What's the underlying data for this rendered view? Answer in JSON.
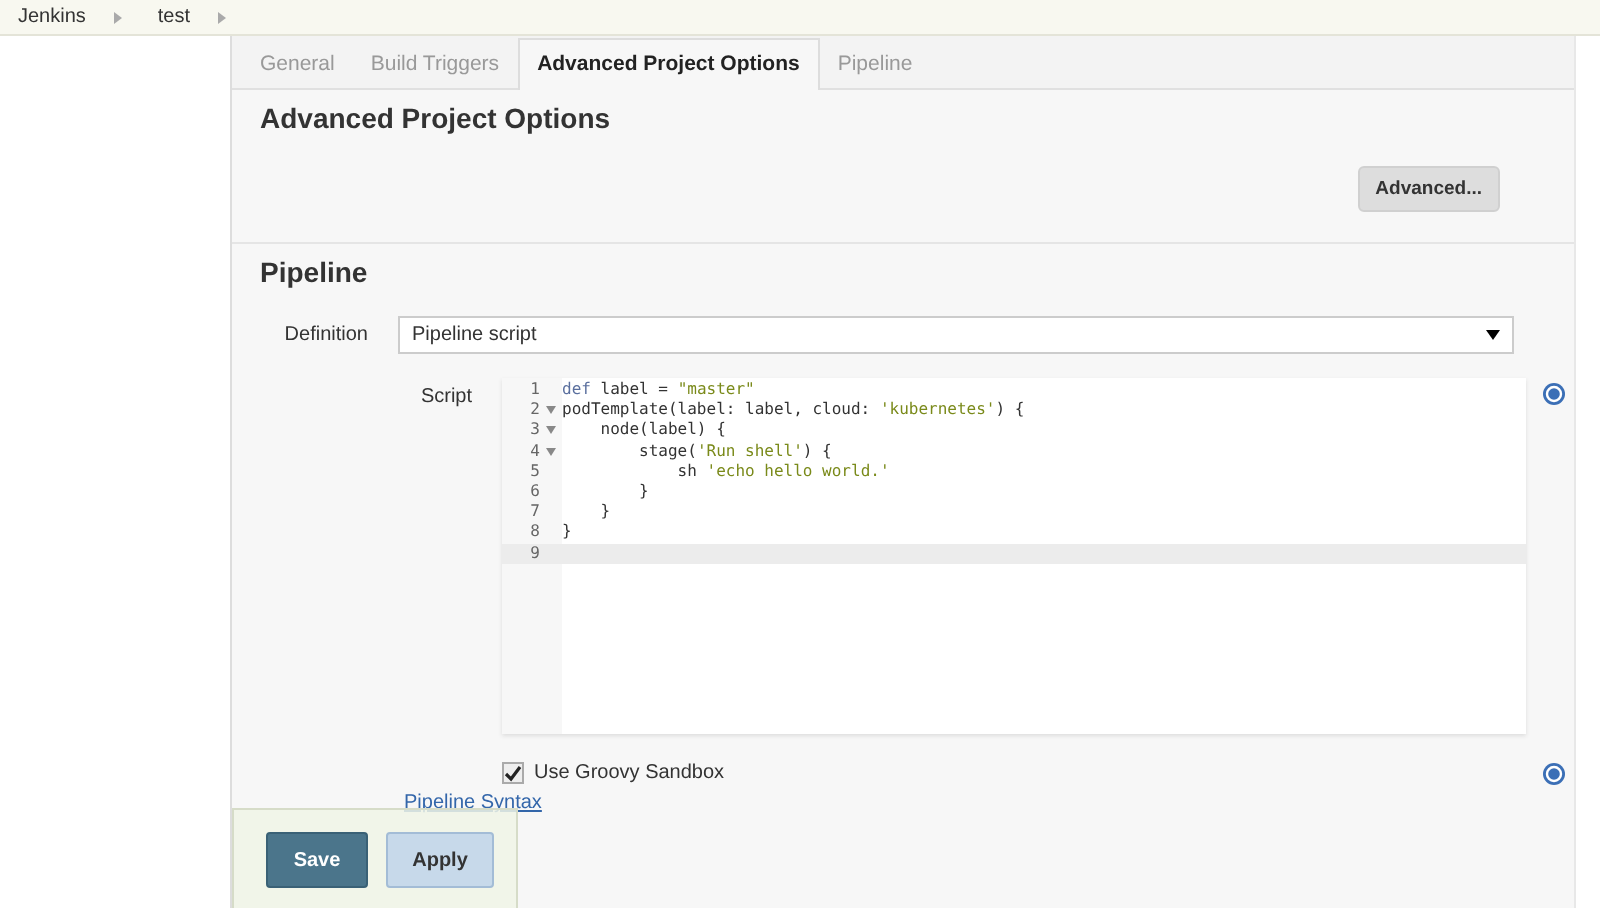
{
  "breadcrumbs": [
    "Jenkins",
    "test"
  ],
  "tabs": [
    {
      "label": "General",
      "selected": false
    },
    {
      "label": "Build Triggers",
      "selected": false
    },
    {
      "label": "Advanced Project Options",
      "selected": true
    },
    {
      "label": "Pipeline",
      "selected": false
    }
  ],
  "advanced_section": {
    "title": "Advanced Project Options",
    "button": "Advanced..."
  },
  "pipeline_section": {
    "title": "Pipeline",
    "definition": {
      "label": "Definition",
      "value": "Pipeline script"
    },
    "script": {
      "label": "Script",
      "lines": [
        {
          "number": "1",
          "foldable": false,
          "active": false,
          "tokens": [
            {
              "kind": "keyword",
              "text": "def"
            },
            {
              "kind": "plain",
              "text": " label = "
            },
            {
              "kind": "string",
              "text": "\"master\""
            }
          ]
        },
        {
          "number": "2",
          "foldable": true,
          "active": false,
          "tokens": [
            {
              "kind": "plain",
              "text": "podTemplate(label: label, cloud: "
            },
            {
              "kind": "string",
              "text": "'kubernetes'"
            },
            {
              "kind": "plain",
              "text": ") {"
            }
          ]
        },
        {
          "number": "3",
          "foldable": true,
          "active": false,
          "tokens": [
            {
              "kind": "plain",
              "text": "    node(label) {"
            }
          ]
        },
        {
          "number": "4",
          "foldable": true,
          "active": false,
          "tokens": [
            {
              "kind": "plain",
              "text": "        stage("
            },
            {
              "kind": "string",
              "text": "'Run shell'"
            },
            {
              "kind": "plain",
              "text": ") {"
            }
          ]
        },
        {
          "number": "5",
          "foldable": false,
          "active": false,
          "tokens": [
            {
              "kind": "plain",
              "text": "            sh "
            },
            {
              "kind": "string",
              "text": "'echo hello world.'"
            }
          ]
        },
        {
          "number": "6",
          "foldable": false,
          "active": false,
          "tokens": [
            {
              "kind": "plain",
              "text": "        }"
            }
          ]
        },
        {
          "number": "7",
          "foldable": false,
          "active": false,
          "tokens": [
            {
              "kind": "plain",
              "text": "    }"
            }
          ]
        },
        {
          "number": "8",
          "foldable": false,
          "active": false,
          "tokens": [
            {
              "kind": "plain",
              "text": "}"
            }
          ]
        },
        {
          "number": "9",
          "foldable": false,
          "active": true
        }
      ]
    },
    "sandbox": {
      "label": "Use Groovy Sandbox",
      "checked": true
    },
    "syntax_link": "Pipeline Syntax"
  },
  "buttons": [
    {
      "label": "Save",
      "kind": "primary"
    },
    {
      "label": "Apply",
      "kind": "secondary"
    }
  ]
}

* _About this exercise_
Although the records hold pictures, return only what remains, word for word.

* _Written answer_
What's the underlying data for this rendered view? Answer in JSON.
{
  "breadcrumbs": [
    "Jenkins",
    "test"
  ],
  "tabs": [
    {
      "label": "General",
      "selected": false
    },
    {
      "label": "Build Triggers",
      "selected": false
    },
    {
      "label": "Advanced Project Options",
      "selected": true
    },
    {
      "label": "Pipeline",
      "selected": false
    }
  ],
  "advanced_section": {
    "title": "Advanced Project Options",
    "button": "Advanced..."
  },
  "pipeline_section": {
    "title": "Pipeline",
    "definition": {
      "label": "Definition",
      "value": "Pipeline script"
    },
    "script": {
      "label": "Script",
      "lines": [
        {
          "number": "1",
          "foldable": false,
          "active": false,
          "tokens": [
            {
              "kind": "keyword",
              "text": "def"
            },
            {
              "kind": "plain",
              "text": " label = "
            },
            {
              "kind": "string",
              "text": "\"master\""
            }
          ]
        },
        {
          "number": "2",
          "foldable": true,
          "active": false,
          "tokens": [
            {
              "kind": "plain",
              "text": "podTemplate(label: label, cloud: "
            },
            {
              "kind": "string",
              "text": "'kubernetes'"
            },
            {
              "kind": "plain",
              "text": ") {"
            }
          ]
        },
        {
          "number": "3",
          "foldable": true,
          "active": false,
          "tokens": [
            {
              "kind": "plain",
              "text": "    node(label) {"
            }
          ]
        },
        {
          "number": "4",
          "foldable": true,
          "active": false,
          "tokens": [
            {
              "kind": "plain",
              "text": "        stage("
            },
            {
              "kind": "string",
              "text": "'Run shell'"
            },
            {
              "kind": "plain",
              "text": ") {"
            }
          ]
        },
        {
          "number": "5",
          "foldable": false,
          "active": false,
          "tokens": [
            {
              "kind": "plain",
              "text": "            sh "
            },
            {
              "kind": "string",
              "text": "'echo hello world.'"
            }
          ]
        },
        {
          "number": "6",
          "foldable": false,
          "active": false,
          "tokens": [
            {
              "kind": "plain",
              "text": "        }"
            }
          ]
        },
        {
          "number": "7",
          "foldable": false,
          "active": false,
          "tokens": [
            {
              "kind": "plain",
              "text": "    }"
            }
          ]
        },
        {
          "number": "8",
          "foldable": false,
          "active": false,
          "tokens": [
            {
              "kind": "plain",
              "text": "}"
            }
          ]
        },
        {
          "number": "9",
          "foldable": false,
          "active": true
        }
      ]
    },
    "sandbox": {
      "label": "Use Groovy Sandbox",
      "checked": true
    },
    "syntax_link": "Pipeline Syntax"
  },
  "buttons": [
    {
      "label": "Save",
      "kind": "primary"
    },
    {
      "label": "Apply",
      "kind": "secondary"
    }
  ]
}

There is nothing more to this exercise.